# Your task
Quote all of the data exactly as given. Skip every picture it contains.

(Website and app data records)
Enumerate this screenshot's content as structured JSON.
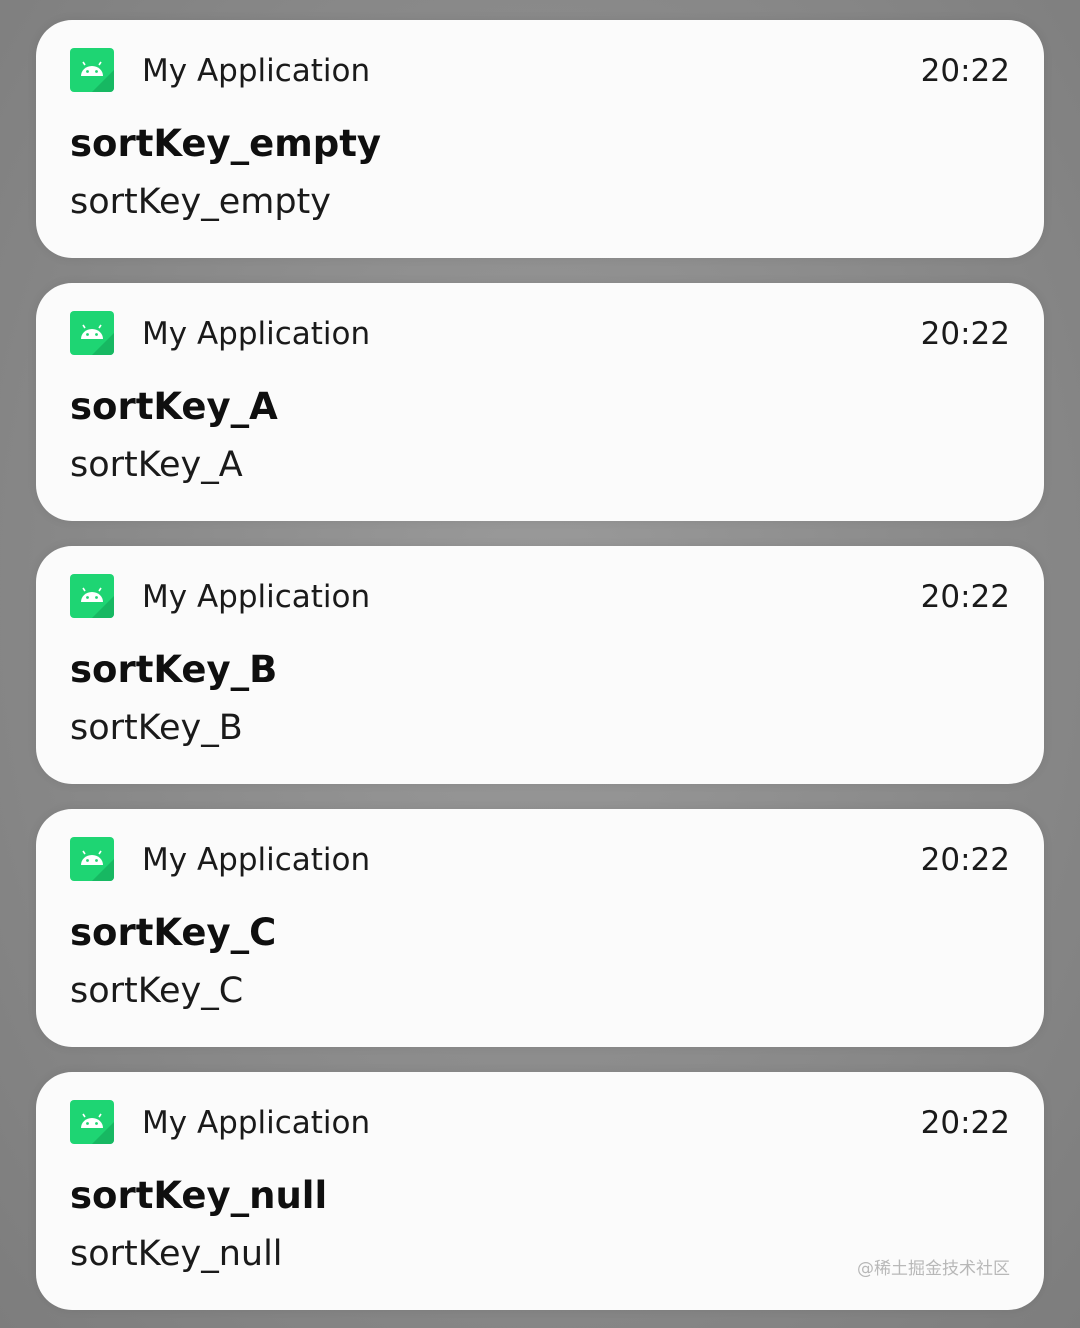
{
  "notifications": [
    {
      "app_name": "My Application",
      "time": "20:22",
      "title": "sortKey_empty",
      "text": "sortKey_empty"
    },
    {
      "app_name": "My Application",
      "time": "20:22",
      "title": "sortKey_A",
      "text": "sortKey_A"
    },
    {
      "app_name": "My Application",
      "time": "20:22",
      "title": "sortKey_B",
      "text": "sortKey_B"
    },
    {
      "app_name": "My Application",
      "time": "20:22",
      "title": "sortKey_C",
      "text": "sortKey_C"
    },
    {
      "app_name": "My Application",
      "time": "20:22",
      "title": "sortKey_null",
      "text": "sortKey_null"
    }
  ],
  "icons": {
    "app_icon": "android-robot-icon"
  },
  "colors": {
    "app_icon_bg": "#1ed573",
    "card_bg": "#fbfbfb",
    "backdrop": "#8a8a8a"
  },
  "watermark": "@稀土掘金技术社区"
}
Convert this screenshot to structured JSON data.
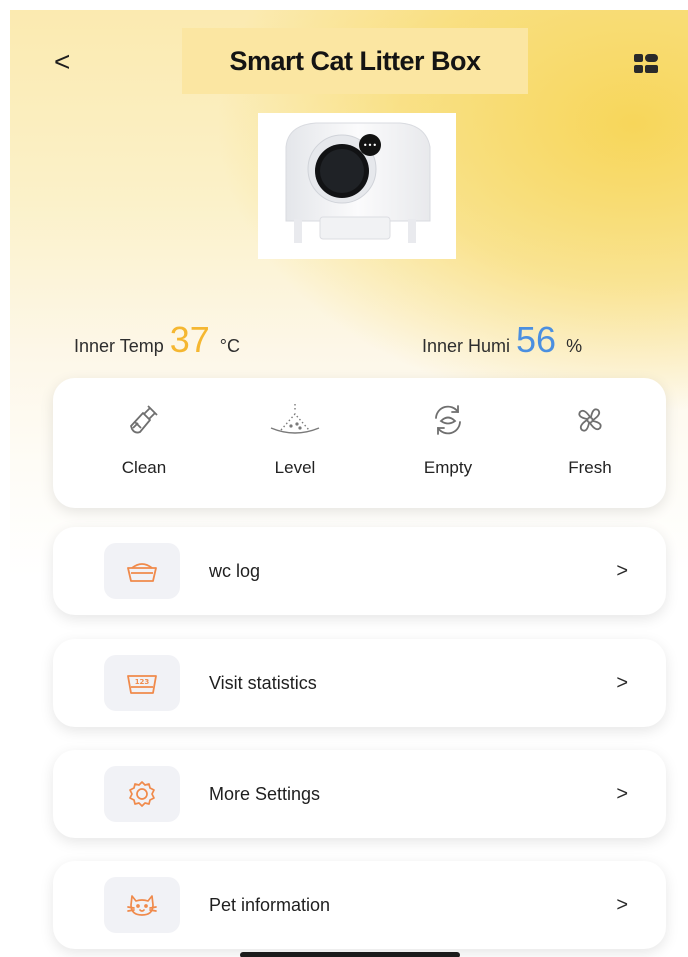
{
  "header": {
    "back_label": "<",
    "title": "Smart Cat Litter Box",
    "menu_icon": "grid-menu-icon"
  },
  "device": {
    "image_icon": "litter-box-device-image",
    "panel_display": "•••"
  },
  "readings": {
    "temp_label": "Inner Temp",
    "temp_value": "37",
    "temp_unit": "°C",
    "temp_color": "#f5b731",
    "humi_label": "Inner Humi",
    "humi_value": "56",
    "humi_unit": "%",
    "humi_color": "#4b8fe0"
  },
  "actions": [
    {
      "label": "Clean",
      "icon": "broom-icon"
    },
    {
      "label": "Level",
      "icon": "level-icon"
    },
    {
      "label": "Empty",
      "icon": "empty-cycle-icon"
    },
    {
      "label": "Fresh",
      "icon": "fan-icon"
    }
  ],
  "menu": [
    {
      "label": "wc log",
      "icon": "litter-tray-icon",
      "chevron": ">"
    },
    {
      "label": "Visit statistics",
      "icon": "stats-tray-icon",
      "chevron": ">"
    },
    {
      "label": "More Settings",
      "icon": "gear-icon",
      "chevron": ">"
    },
    {
      "label": "Pet information",
      "icon": "cat-face-icon",
      "chevron": ">"
    }
  ],
  "colors": {
    "accent_orange": "#f08a4b",
    "icon_gray": "#6f6f6f"
  }
}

# Solved exercise
Enumerate this screenshot's content as structured JSON.
{
  "notifications": [
    {
      "app_name": "My Application",
      "time": "20:22",
      "title": "sortKey_empty",
      "text": "sortKey_empty"
    },
    {
      "app_name": "My Application",
      "time": "20:22",
      "title": "sortKey_A",
      "text": "sortKey_A"
    },
    {
      "app_name": "My Application",
      "time": "20:22",
      "title": "sortKey_B",
      "text": "sortKey_B"
    },
    {
      "app_name": "My Application",
      "time": "20:22",
      "title": "sortKey_C",
      "text": "sortKey_C"
    },
    {
      "app_name": "My Application",
      "time": "20:22",
      "title": "sortKey_null",
      "text": "sortKey_null"
    }
  ],
  "icons": {
    "app_icon": "android-robot-icon"
  },
  "colors": {
    "app_icon_bg": "#1ed573",
    "card_bg": "#fbfbfb",
    "backdrop": "#8a8a8a"
  },
  "watermark": "@稀土掘金技术社区"
}
Convert this screenshot to structured JSON data.
{
  "header": {
    "back_label": "<",
    "title": "Smart Cat Litter Box",
    "menu_icon": "grid-menu-icon"
  },
  "device": {
    "image_icon": "litter-box-device-image",
    "panel_display": "•••"
  },
  "readings": {
    "temp_label": "Inner Temp",
    "temp_value": "37",
    "temp_unit": "°C",
    "temp_color": "#f5b731",
    "humi_label": "Inner Humi",
    "humi_value": "56",
    "humi_unit": "%",
    "humi_color": "#4b8fe0"
  },
  "actions": [
    {
      "label": "Clean",
      "icon": "broom-icon"
    },
    {
      "label": "Level",
      "icon": "level-icon"
    },
    {
      "label": "Empty",
      "icon": "empty-cycle-icon"
    },
    {
      "label": "Fresh",
      "icon": "fan-icon"
    }
  ],
  "menu": [
    {
      "label": "wc log",
      "icon": "litter-tray-icon",
      "chevron": ">"
    },
    {
      "label": "Visit statistics",
      "icon": "stats-tray-icon",
      "chevron": ">"
    },
    {
      "label": "More Settings",
      "icon": "gear-icon",
      "chevron": ">"
    },
    {
      "label": "Pet information",
      "icon": "cat-face-icon",
      "chevron": ">"
    }
  ],
  "colors": {
    "accent_orange": "#f08a4b",
    "icon_gray": "#6f6f6f"
  }
}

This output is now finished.